Groundwater contamination transport modeling in Andean river aquifer in Peru

Eccles Conference Center

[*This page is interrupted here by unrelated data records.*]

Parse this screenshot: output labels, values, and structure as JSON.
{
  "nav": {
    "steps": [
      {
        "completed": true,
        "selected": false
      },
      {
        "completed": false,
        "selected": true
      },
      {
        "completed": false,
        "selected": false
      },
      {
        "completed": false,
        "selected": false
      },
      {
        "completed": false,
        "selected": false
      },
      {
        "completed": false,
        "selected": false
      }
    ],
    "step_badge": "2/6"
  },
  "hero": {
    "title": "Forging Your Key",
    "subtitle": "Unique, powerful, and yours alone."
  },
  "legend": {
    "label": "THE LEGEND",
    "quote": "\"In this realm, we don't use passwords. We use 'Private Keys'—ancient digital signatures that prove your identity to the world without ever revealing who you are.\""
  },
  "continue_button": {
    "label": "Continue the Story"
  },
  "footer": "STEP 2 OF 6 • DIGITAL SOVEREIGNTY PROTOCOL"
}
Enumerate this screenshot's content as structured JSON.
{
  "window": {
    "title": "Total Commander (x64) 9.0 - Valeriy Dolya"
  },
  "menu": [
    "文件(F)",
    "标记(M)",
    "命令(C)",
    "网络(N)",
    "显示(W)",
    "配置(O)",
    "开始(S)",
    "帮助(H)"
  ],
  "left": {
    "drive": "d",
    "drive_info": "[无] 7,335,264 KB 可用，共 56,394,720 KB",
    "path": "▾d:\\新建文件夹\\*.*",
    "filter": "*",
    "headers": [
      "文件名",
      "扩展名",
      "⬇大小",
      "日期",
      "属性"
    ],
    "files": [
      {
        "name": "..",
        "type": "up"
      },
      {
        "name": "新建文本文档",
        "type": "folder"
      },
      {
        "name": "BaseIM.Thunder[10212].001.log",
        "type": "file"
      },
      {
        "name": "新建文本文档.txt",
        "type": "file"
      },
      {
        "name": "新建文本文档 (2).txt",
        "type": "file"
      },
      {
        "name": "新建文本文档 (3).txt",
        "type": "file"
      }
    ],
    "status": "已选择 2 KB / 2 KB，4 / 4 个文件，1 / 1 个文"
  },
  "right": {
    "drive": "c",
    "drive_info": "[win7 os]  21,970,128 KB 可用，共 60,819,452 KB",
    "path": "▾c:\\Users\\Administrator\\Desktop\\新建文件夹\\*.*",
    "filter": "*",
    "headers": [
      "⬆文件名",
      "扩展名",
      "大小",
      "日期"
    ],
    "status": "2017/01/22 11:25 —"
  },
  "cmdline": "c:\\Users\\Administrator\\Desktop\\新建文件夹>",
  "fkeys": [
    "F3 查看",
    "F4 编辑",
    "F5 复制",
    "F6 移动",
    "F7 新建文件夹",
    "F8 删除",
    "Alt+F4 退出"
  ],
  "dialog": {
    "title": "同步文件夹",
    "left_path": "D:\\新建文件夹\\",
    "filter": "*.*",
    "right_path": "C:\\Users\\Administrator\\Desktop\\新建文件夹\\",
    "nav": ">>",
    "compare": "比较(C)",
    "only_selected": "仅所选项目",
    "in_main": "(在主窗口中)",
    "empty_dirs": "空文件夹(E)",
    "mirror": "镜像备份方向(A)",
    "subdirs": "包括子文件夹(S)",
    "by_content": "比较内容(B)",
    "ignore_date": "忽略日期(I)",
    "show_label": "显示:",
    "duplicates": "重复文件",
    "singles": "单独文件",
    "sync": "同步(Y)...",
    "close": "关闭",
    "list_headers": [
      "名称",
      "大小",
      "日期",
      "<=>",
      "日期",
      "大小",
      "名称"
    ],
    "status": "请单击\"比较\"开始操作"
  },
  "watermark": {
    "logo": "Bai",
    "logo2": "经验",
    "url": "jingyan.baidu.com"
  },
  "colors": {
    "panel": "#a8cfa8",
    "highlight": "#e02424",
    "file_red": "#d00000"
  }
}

Note, this revised abstract replaces one entitles Groundwater contamination transport modeling in coastal Peru. Pacific coastal rivers of Peru receive snowmelt runoff from the Andes. These rivers recharge coastal aquifers to which they are hydraulically connected. The quality of the river and ground water differs from basin to basin. Many aquifers demonstrate the general Chebotarev sequence of bicarbonate to sulfate to chloride to sulfate, as one progresses from the Andes to the ocean. North of Lima, Chillon River aquifer groundwater sulfate concentrations exceed health advisory limits, before chloride concentrations begin to dominate. Water managers have been concerned about significant changes in measured concentrations. Being able to predict groundwater sulfate concentrations is important for the increasing population. Developing a pilot groundwater contaminant transport model involved intensive data and simulation model evaluation, and included re-positioning and re-calibrating an existing groundwater flow model for the Chillon River aquifer. Flow model re-calibration significantly improved calibration head-matching statistics. An equilibrium-concentration approach guided sulfate contaminant transport model calibration. Because the flow-related data were known with more certainty than the transport-related data, the newly developed flow model parameters were not varied during transport model calibration. Transport model calibration optimization identified seepage water sulfate concentrations, that would produce a quasi-steady-state concentration distribution, to best match field measurements. Both the flow model and the transport model are as accurate as the data upon which they are based. They can be improved by enhanced positioning of pumping wells within the model grid, and increased horizontal and vertical discretization.

https://digitalcommons.usu.edu/runoff/2011/AllAbstracts/27